Ralph and Margie Gee of Burbank never expected their protests over airport noise and expansion plans to tie up their home in a lengthy court dispute.
But when they and other homeowners filed suit and their fight with the Burbank-Glendale-Pasadena Airport Authority turned ugly, airport officials filed a notice of lis pendens --meaning that the Gees' home is now the subject of litigation--and they can expect a tough time selling or refinancing it until the airport authority drops its claim.
About 400 nearby residents, who like the Gees sued the authority in 1982, face the same consequences.
The Gees and their neighbors are not alone. A growing number of homeowner groups and community activists in Southern California and across the country are learning the hard way that what they say and what they do can get them sued.
Real estate developers, along with public agencies, schoolteachers and city council members, are suing community activists over proposed building moratoriums, ballot initiatives, charges of incompetence, recall petitions and even unfriendly letters to the editor.
The charges brought against individuals and groups may include defamation of character, nuisance, interference with economic advantage, malicious prosecution, abuse of the legal process and even emotional distress.
Homeowners who try to stymie new construction projects are particularly vulnerable as a small but growing number of builders discover that conflict is sometimes more effective than compromise, and that a lawsuit, or even the threat of a suit, can quiet homeowner protests.
"It takes time and money to counter such claims," said Margie Gee. "It's taking democracy away."
Suits aimed at community activists have become common enough that they've even been given a name: "strategic lawsuits against public participation," or SLAPPs.
Hundreds, perhaps thousands, of SLAPPs are filed every year, report Penelope Canan and George W. Pring, two University of Denver law professors whose researchers came up with the "SLAPP" nickname as part of an ongoing study.
While most developers and other plaintiffs see their SLAPP suits as the only way to counter unfair opposition, Canan and Pring take the position that these suits seek to stifle public participation in politics. "We think of them as bogus lawsuits," Canan said.
SLAPP suits, she argued, violate the petition clause of the First Amendment to the U.S. Constitution, which protects private citizens who petition the government.
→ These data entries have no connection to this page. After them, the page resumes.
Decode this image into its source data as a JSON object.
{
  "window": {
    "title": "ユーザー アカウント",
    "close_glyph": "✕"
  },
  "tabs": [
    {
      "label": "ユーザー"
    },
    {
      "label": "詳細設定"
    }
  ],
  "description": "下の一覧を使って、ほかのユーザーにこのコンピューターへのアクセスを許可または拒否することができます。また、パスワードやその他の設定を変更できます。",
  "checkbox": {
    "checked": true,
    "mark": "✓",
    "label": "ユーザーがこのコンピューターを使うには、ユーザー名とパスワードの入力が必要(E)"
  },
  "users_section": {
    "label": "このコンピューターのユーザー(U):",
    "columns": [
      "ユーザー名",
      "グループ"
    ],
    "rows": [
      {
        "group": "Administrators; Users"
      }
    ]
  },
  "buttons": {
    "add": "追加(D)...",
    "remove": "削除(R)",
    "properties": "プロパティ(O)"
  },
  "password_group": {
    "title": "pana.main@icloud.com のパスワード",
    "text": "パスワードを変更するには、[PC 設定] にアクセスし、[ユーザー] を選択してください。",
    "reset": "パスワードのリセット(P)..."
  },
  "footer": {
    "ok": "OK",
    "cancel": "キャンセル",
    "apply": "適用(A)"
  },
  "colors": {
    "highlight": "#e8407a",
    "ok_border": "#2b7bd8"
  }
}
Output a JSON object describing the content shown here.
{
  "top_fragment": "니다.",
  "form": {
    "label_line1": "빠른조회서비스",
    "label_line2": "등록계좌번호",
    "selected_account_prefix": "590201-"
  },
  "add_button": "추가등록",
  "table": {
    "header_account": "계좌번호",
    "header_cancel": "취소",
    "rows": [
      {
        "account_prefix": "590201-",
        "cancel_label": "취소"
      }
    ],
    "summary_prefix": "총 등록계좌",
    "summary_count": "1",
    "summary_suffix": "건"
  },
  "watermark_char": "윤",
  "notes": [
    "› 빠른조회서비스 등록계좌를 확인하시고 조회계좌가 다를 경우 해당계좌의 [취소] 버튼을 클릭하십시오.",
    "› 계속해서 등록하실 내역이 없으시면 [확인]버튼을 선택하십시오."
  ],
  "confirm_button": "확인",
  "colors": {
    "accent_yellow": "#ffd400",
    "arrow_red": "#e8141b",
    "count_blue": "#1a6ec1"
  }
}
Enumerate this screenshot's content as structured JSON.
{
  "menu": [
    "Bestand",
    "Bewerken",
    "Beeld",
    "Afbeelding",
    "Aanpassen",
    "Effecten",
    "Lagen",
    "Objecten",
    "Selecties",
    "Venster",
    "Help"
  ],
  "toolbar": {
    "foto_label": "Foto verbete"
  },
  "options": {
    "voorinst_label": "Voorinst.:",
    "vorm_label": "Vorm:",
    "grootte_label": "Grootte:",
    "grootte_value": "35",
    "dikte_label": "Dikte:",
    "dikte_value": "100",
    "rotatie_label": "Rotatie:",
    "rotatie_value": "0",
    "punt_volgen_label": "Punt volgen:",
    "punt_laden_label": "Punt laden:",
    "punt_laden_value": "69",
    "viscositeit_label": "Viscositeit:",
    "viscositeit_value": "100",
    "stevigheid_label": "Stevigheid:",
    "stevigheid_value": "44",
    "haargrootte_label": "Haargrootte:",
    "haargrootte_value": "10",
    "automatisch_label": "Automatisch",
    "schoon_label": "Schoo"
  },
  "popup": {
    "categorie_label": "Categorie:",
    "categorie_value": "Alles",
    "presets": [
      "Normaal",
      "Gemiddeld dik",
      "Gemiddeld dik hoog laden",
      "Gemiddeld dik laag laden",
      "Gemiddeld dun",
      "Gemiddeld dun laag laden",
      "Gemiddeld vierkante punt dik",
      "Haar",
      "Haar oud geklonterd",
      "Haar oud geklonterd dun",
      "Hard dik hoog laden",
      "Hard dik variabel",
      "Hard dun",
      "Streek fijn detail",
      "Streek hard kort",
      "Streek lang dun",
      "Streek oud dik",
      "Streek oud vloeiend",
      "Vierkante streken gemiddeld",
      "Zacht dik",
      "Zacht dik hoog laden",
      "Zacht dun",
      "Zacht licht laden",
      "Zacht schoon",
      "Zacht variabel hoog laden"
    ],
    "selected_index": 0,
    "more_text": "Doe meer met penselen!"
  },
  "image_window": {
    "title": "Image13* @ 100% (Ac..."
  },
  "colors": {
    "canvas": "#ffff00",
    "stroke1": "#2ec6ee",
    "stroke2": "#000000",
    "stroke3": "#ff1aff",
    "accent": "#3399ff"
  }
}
And because most citizen groups are essentially petitioning the government to control the private sector, she believes, their activities should be protected.
Based on their study of several hundred SLAPPs, the University of Denver researchers found that the average SLAPP asks for $9 million in damages and lasts about three years before getting resolved. Such actions are also most popular in California, New York and Colorado.
Most SLAPPs, the Denver professors said, eventually get thrown out of court on constitutional grounds. And a sizable number of cases result in what's known as a SLAPP-back, where the finally victorious homeowners then sue the developer for suing them.
Very few developers win in court, Canan said, adding that experienced developers "know the value of good public relations" and they recognize that suing the community may do more harm than good.
Most developers who do file or threaten a SLAPP suit don't expect to win, Pring said, but SLAPPs are "seen as a way to silence the opposition."
For the Burbank-Glendale-Pasadena Airport Authority, filing a notice of lis pendens was intended to persuade dissident homeowners to sign navigation easements that give the airport rights to schedule takeoffs and landings over adjacent homes.
Without such an easement, expanding flight schedules and facilities becomes more difficult for the airport. And, said airport spokesman Victor J. Gill, "we have to protect our interests."
Among California homeowner groups facing SLAPP suits:
--A group of homeowners in Thousand Oaks has put up its community center as collateral for a court judgment won by the Lang Ranch Co.
The Westlake North Property Assn. originally filed suit against Lang Ranch and the City of Thousand Oaks in an attempt to block a mixed-use project that the homeowners believed didn't have a proper environmental impact report.
Not only did the homeowners lose their bid for a hearing, but the judge, at the urging of the developer, imposed sanctions totaling $750,000 against the homeowners and their attorneys. Fearing they would be held personally liable for the judgment, the homeowners settled with Lang Ranch and other defendants named in their suit.
The group's attorneys have appealed the decision and are seeking to reverse the sanctions imposed by the U.S. District Court.